It wasn’t the rain that upset Fethering resident Carole Seddon during her walk on the Downs, or the dilapidated barn in which she was forced to seek shelter. No, what upset her was the human skeleton she discovered there, neatly packed into two blue fertiliser bags . . .

Amateur sleuths Carole and Jude go to the small hamlet of Weldisham where gossips quickly identify the corpse as Tamsin Lutteridge, a young woman who disappeared from the village months before. But why is Tamsin’s mother so certain that her daughter is still alive? As Jude sets out to discover what really happened to Tamsin, Carole digs deeper into Weldisham’s history and the bitter relationships simmering beneath the village’s gentle facade.

Death on the Downs by Simon Brett

The Snowdonia Killings by Simon McCleave

17th April 2021.

Detective Inspector Ruth Hunter leaves the Metropolitan Police in London for a quieter life in beautiful North Wales, only to find herself thrown into a murder investigation on her first day. The novel focuses on her and her detective sergeant, Nick, who’s an alcoholic, as they struggle to identify a killer who kills the deputy head of a local school.

The story moves along at a steady pace, with the plot swinging one way then another as they identify and dismiss one suspect after another. With secret relationships, racism and jealousy in the mix, there are plenty of motives and suspects. The detectives still struggle to find the evidence that will give them a break after the headmaster of the school is murdered.

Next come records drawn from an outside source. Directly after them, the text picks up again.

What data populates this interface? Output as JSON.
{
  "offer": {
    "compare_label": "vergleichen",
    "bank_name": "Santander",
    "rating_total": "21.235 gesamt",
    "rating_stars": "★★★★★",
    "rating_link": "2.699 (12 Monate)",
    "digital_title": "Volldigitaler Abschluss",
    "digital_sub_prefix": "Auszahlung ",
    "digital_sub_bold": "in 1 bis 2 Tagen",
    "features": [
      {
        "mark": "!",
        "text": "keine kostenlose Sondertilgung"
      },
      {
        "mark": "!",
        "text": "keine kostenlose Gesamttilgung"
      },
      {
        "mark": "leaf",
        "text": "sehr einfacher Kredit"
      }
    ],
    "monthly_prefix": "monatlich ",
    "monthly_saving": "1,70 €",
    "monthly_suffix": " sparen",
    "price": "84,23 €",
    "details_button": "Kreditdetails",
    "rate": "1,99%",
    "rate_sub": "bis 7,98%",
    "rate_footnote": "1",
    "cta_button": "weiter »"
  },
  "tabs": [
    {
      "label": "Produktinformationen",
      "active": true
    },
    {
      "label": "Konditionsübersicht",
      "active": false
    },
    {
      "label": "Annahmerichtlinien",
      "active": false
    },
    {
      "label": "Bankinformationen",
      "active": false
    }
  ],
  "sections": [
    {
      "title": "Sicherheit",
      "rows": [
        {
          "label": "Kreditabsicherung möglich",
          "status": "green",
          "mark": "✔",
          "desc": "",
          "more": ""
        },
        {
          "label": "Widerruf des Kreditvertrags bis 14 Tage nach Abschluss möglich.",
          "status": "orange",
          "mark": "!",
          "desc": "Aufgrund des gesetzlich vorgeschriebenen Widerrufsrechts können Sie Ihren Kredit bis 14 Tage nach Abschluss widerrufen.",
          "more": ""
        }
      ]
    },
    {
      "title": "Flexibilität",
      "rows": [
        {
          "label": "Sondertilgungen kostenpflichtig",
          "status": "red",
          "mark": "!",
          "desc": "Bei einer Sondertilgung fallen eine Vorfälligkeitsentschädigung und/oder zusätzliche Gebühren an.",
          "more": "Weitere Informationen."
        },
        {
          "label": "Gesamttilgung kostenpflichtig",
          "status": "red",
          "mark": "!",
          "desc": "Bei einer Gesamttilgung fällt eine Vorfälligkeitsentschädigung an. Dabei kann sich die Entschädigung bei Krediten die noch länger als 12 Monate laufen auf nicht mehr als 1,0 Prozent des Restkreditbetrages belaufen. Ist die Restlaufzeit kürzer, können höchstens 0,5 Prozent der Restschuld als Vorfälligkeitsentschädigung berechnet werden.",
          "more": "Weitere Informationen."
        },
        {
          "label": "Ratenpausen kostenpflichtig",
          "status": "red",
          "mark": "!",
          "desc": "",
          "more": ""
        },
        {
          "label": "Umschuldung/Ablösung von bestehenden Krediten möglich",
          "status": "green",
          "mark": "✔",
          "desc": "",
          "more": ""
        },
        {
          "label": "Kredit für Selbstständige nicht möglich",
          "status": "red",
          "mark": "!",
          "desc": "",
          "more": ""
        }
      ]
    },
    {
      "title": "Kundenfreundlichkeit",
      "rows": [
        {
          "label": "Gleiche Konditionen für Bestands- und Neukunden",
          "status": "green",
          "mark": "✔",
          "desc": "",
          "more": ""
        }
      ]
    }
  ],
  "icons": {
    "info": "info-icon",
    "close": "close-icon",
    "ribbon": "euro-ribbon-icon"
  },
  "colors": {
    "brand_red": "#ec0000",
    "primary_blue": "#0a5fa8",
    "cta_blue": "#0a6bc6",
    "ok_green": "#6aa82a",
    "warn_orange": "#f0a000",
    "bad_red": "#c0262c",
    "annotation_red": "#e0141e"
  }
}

While the story had all the right elements, it never felt tense or exciting as the detectives seemed to work their way through one suspect after another without any real direction to the investigation.

Description

Starting a new life in Snowdonia was always DI Ruth Hunter’s dream. Until a twisted killer turned it into her worst nightmare.

Detective Inspector Ruth Hunter lives with the pain of her partner’s mysterious and unsolved disappearance. About to hit fifty, the veteran police officer trades in the crime-ridden streets of London for a more peaceful life in rural North Wales. But Ruth has barely settled into her new position in North Wales Police, when the body of a brutally murdered woman is discovered…with strange symbols carved into her skin. Teaming up with an obstinate deputy, Ruth struggles to eliminate anyone from a long line of suspects. When another slain victim is discovered with the same cryptic markings, she’s forced to re-think the investigation.

Has Ruth got what it takes to solve the case before the murderer attacks again?

The Snowdonia Killings by Simon McCleave